2021 has been a rebound year in the healthcare sector. The COVID-19 impact felt throughout the healthcare sector in 2020 began to fade as the industry began to normal and manage the realities of the new normal created by the pandemic. Healthcare sector stocks are trading at their high for 2021, as per the S&P 500 Healthcare Sector Index. Only the home health and managed care sectors underperformed the S&P 500. All other healthcare sectors outperformed the S&P 500 by wide margins. This is clearly a sign of recovery within the healthcare sector.
What we saw in 2021
Mergers & Acquisitions (M&A) activity within the healthcare sector also rebounded in the first half of 2021, up 43% compared to the first half of 2020.1 According to Baker Tilly, 872 M&A transactions closed in the first half of 2021, up from 738 in the second half of 2020.1 Non-acute healthcare has been the most active sector for M&A in 2021 with long-term care coming in second in terms of number of M&A transactions in the first half of 2021. Hospital M&A deals are down in 2021, but the size of those transactions is up significantly. Private equity continues to be a major source of M&A activity in the healthcare sector.

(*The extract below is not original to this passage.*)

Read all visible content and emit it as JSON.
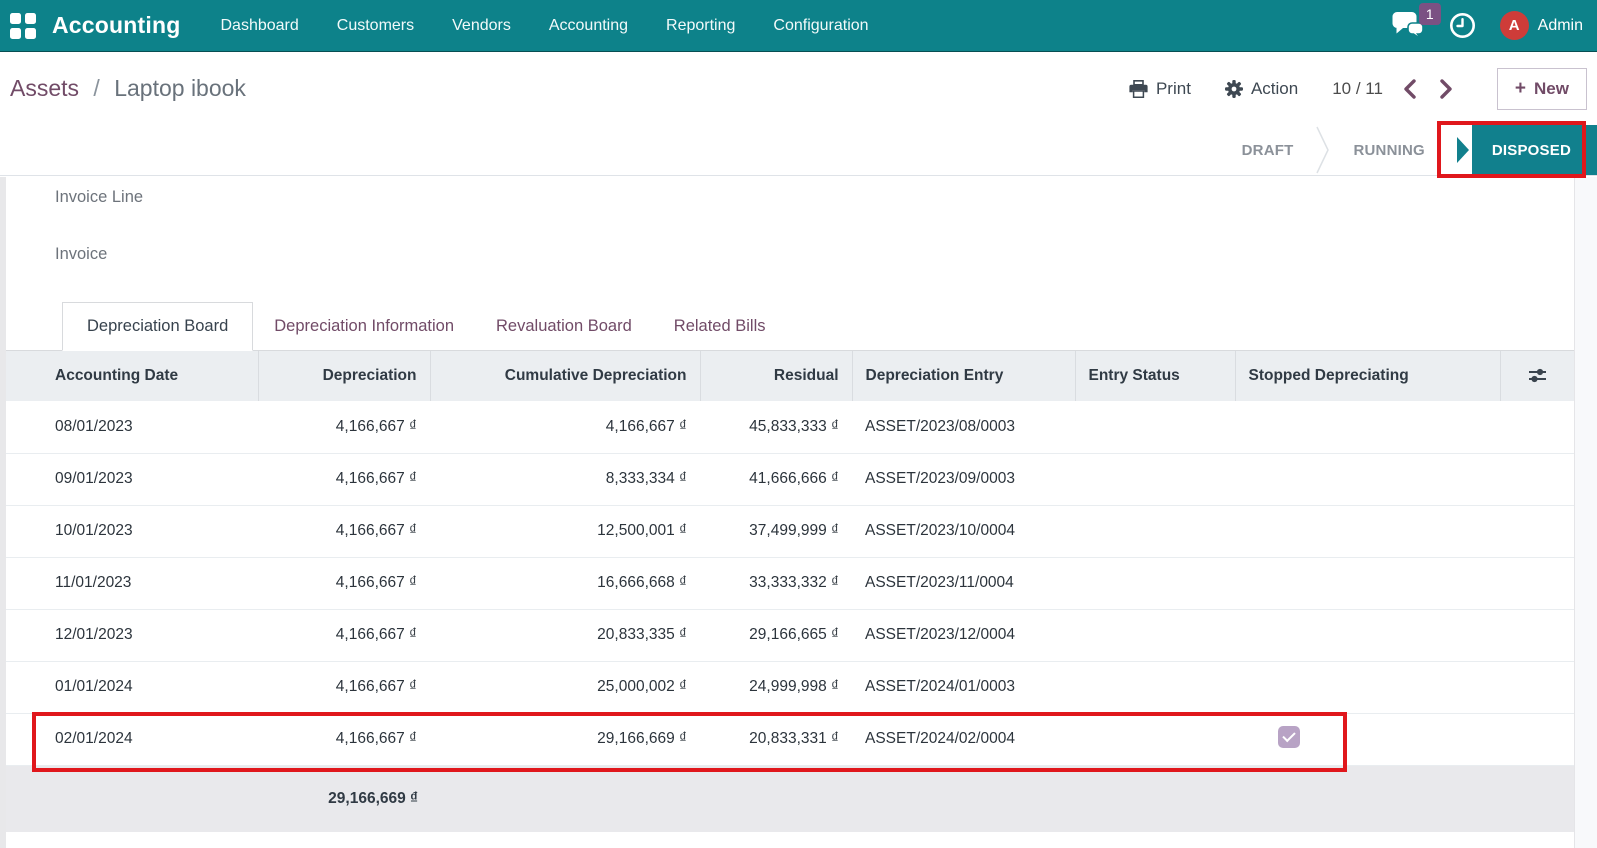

From a regulatory perspective, it's clear the Biden administration is much more interested in M&A than the prior administration. The Federal Trade Commission, while experiencing significant backlogs, will be keeping a close eye on all M&A activity, particularly the large deals.
The vast majority of healthcare primary Directors' and Officers' (D&O) Liability insurance carriers are not seeing their books of business performing well. As a result, they intend to take continued action to make their books of business profitable, with many Directors' and Officers' Liability carriers continued focus on:
- Reducing their limits of liability on any one insured;
- Raising retentions on all the coverage lines they provided;
- Restricting terms for antitrust coverage and regulatory coverage;
- Raising premiums in excess of 10% for virtually all risks and raising premiums much more significantly for larger risks in
Health systems saw margin compression in 2020 from large reductions in elective surgeries. Physician offices, long-term care providers, clinics, rehabilitation businesses and other healthcare providers that closed due to the pandemic experienced massive economic hardship in 2020. Directors' and Officers' Liability underwriters will focus on the financial recovery of these healthcare organizations in their underwriting.
The continued heightened frequency and severity of Employment Practices Liability (EPL) claims continues to be a major issue in the healthcare sector. M&A frequently leads to redundancy of positions and reductions in staff to control expenses in order to maximize profitability. These staff reductions in force often lead to EPL litigation, and when those reductions in force include highly paid physicians, costs of EPL claims costs accelerate quickly. The need to control expenses due to margin compression generated by the pandemic is also resulting in reductions in force that have resulted in increased frequency of claims.
The healthcare management liability sector will once again be challenging in 2022.
- Primary carriers are targeting at least double-digit premium increases on their D&O and EPL private/nonprofit renewals.
- Carriers will attempt to increase EPL retentions again.
- Excess capacity is still plentiful but more costly.
- Coverage terms negotiations will be contentious in 2022.
Now, more than ever, it's critically important to start renewals as soon as possible and deliver a comprehensive and professional submission to underwriters.
Because of the highly nuanced nature of the healthcare management liability market, it is imperative that you are working with an insurance broker who specializes in your particular industry or line of coverage. Gallagher has a vast network of specialists who understand your industry and business, along with the best solutions in the healthcare management liability marketplace for your specific challenges.
Please note: A client's risk profile is the primary variable dictating renewal outcomes. Loss experience, industry, location and individual account nuances will also have a significant impact on these renewals.